Research output: Contribution to journalJournal articlepeer-review

<mark>Journal publication date</mark>2011
<mark>Journal</mark>Economia Autonoma
Issue number7
Number of pages21
Pages (from-to)72-92
Publication StatusPublished
<mark>Original language</mark>English


The ultimate catastrophe, emerging from the war against terror, is the disappearance of
politics. In a sense, therefore, it is deceptive to speak of a ‘politics’ of security for the
difference between ‘normal’ politics and politics of security is not a quantitative but a
qualitative difference. The difference is between politics as such and a politics, which
consciously rejects the political nature of given questions. The subjectivity relevant to
terror and security can no longer be related to the idea of freedom based on individual
responsibility (discipline) or to the instances of security based on risk management through
‘objective systems’ (control). In stark contrast to both situations, terror and politics of
security do not place responsibility in a definite actor or system. The convertibility of the

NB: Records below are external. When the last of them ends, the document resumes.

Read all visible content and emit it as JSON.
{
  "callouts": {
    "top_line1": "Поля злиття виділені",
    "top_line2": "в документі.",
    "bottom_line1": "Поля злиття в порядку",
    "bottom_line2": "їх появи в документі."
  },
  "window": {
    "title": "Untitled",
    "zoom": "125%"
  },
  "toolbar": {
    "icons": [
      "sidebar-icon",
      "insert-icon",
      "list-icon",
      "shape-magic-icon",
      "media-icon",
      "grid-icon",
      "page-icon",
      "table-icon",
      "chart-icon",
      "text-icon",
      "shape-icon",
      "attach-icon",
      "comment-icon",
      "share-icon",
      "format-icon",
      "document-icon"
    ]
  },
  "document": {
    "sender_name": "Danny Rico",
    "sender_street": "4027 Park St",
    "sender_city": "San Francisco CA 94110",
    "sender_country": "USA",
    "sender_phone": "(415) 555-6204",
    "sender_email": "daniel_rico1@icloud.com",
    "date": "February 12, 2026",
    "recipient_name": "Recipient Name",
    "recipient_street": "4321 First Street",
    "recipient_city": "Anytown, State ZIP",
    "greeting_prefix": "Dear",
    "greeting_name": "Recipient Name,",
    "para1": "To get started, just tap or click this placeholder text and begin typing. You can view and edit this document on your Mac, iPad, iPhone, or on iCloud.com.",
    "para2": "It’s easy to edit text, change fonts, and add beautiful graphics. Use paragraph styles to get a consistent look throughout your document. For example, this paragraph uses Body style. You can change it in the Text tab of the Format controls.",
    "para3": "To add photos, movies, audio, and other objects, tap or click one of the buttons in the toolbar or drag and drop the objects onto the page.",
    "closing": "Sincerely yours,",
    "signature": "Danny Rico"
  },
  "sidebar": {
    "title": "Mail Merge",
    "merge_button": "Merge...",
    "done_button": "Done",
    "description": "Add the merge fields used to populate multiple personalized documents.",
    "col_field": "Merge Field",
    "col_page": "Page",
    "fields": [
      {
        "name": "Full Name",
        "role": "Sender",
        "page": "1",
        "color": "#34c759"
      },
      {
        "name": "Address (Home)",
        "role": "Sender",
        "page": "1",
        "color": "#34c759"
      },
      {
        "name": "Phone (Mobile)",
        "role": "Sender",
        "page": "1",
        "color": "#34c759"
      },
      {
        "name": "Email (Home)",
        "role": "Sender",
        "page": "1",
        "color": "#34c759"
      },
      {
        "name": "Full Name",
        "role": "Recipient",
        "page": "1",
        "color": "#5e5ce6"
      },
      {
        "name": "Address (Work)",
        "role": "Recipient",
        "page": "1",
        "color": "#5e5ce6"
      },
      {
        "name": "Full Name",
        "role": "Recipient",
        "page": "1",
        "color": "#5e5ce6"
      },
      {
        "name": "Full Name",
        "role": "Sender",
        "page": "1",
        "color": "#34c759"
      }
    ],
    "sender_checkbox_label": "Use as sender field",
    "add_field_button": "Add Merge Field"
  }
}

hostage and the infantilization of the citizen bring with them a new constellation of
responsibility. This paper explores how tendency of discipline turns in control, and the tendency of control in terror. It is in this context that the contemporary politics of security
transforms the processes of post-panoptic ‘control’ into a form of sociality, a lifestyle. In
this process, the different dispositive of sovereignty, discipline, control, security/terror
seem to co-exist, overlap and clash, containing within themselves elements of one another.
The logic at work here is that of the series: 1, 1+2, 1+2+3. After all, in relation to the
biopolitics (of terror and security), a categorical, Kantian ethics cannot be sufficient. The
crucial question is no longer the content of an ethical stance but, rather, the decision as to
who counts as a subject worthy of ethical concern in the first place.